• Dataset records:
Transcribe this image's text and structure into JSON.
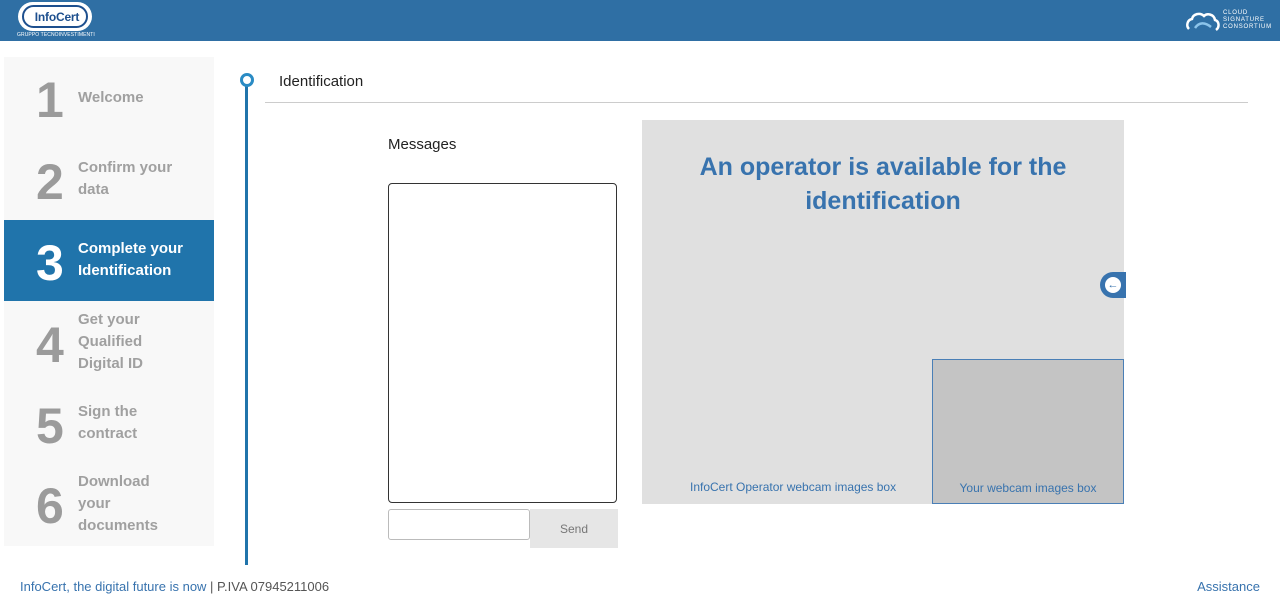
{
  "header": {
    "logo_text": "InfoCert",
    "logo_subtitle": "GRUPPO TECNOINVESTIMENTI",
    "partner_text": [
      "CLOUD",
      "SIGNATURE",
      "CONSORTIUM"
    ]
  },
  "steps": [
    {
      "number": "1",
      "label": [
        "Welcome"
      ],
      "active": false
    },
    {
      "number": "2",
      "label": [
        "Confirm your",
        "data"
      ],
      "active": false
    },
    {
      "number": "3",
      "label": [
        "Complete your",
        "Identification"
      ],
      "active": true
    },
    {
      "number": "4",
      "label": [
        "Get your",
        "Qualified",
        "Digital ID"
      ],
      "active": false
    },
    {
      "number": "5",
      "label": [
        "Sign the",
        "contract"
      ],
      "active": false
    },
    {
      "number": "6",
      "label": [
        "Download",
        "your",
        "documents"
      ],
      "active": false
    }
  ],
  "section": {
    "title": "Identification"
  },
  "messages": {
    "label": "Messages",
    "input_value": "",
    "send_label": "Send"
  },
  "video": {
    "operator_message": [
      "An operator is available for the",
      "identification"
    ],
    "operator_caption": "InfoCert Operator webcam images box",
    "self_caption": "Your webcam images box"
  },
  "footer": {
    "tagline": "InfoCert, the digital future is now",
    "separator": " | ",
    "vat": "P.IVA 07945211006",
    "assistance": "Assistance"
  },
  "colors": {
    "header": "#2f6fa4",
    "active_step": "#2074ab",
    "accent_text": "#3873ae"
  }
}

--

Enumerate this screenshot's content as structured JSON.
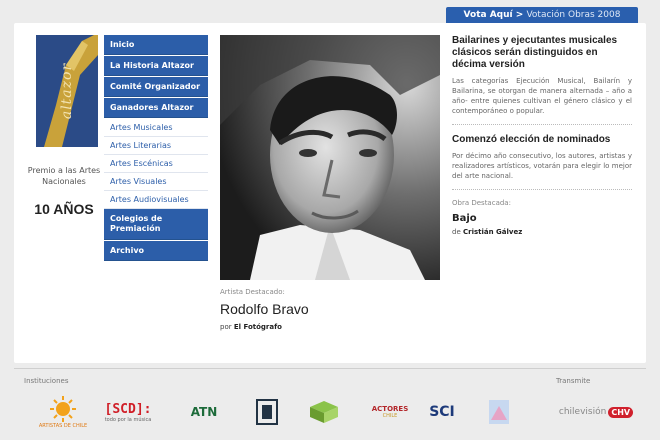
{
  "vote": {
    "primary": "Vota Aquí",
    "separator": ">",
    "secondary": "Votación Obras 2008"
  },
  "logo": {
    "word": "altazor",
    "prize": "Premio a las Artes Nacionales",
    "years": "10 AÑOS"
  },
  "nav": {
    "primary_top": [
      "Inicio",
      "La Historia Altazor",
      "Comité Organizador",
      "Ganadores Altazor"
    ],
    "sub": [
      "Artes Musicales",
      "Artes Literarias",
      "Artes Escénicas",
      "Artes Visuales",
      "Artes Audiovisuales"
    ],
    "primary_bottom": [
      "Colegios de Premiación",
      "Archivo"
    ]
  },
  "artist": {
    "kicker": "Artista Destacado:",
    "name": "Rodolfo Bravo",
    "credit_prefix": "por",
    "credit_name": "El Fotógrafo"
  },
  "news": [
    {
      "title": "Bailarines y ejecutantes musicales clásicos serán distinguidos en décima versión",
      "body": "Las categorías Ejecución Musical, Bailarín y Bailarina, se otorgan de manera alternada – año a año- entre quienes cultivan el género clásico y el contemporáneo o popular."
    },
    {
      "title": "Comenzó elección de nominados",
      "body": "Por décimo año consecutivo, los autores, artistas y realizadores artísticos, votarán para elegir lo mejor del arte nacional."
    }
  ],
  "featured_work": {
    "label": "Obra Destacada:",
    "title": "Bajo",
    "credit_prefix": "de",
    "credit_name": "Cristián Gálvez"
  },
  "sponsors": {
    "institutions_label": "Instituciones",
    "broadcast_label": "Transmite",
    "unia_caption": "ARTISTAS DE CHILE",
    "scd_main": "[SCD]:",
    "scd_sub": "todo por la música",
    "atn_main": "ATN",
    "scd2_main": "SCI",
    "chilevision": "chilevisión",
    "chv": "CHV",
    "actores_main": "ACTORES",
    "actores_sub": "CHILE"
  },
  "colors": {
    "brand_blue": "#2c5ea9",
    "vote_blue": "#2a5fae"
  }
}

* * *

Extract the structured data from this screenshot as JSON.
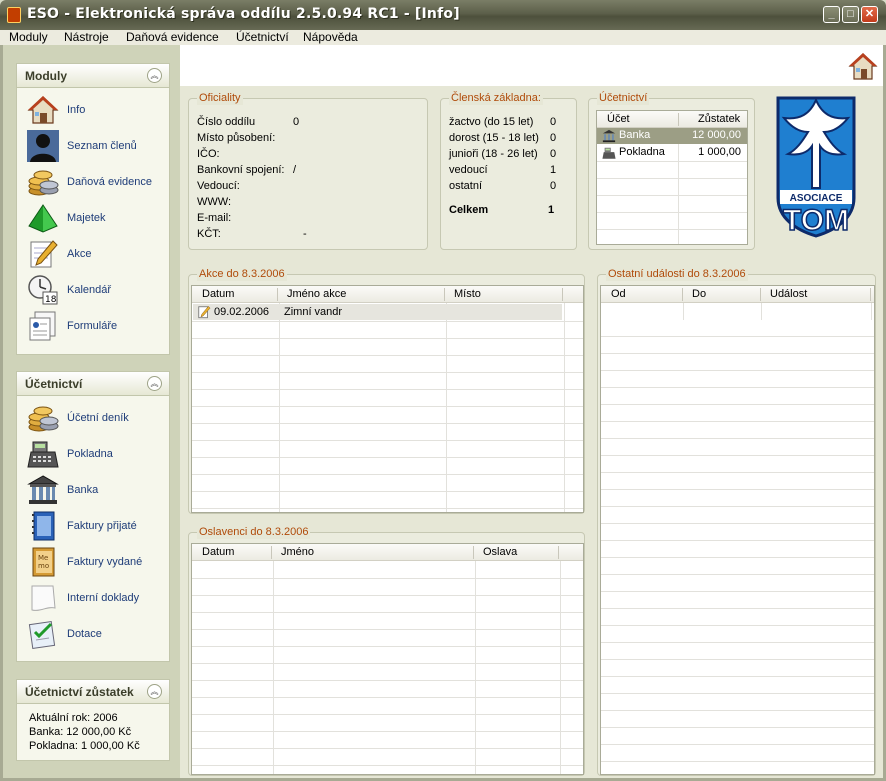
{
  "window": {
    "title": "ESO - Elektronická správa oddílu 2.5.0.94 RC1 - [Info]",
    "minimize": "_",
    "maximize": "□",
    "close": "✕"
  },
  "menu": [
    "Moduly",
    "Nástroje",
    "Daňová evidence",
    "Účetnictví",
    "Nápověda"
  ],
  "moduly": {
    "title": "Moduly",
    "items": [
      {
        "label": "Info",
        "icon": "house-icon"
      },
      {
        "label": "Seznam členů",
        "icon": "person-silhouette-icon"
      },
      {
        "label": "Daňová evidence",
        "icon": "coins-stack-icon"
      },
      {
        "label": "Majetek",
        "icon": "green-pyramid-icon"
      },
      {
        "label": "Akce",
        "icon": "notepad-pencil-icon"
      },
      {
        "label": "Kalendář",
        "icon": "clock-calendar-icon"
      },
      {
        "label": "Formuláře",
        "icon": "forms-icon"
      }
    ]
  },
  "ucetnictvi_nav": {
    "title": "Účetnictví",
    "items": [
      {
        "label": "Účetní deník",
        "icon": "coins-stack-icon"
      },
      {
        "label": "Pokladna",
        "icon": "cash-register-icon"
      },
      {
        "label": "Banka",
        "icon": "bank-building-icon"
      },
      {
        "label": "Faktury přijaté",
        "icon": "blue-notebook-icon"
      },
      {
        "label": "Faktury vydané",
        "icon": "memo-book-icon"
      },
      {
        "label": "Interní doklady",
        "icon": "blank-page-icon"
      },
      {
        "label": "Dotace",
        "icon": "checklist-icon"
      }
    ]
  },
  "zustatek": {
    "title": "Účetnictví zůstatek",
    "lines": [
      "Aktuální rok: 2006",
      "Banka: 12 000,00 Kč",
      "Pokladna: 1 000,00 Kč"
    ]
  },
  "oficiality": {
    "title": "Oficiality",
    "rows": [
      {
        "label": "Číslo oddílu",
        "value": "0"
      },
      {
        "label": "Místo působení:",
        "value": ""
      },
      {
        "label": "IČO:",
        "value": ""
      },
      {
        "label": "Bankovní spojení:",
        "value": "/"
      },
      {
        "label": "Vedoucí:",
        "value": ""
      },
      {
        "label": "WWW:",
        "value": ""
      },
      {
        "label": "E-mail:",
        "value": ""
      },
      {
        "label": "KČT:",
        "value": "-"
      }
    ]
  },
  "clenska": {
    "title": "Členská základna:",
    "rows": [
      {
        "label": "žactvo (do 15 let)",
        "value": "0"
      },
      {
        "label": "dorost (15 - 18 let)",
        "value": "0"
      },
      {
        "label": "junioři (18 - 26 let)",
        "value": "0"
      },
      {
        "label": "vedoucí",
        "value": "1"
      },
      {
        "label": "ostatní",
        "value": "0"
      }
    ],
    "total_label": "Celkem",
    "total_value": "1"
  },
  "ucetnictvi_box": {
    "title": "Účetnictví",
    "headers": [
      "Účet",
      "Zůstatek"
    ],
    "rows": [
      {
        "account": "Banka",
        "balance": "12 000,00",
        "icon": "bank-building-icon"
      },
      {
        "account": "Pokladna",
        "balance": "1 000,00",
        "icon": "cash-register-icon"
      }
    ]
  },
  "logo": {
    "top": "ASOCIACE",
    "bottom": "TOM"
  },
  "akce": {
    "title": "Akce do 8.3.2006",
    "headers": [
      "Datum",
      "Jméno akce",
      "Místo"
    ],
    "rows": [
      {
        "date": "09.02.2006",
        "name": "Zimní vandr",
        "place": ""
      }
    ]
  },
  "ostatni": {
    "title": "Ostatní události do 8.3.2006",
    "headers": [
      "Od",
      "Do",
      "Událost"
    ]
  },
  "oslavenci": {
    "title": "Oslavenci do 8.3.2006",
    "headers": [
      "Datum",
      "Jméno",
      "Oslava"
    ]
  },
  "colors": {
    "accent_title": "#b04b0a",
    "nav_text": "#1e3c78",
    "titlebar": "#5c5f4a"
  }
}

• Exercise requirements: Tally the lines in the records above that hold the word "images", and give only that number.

• Result below: 2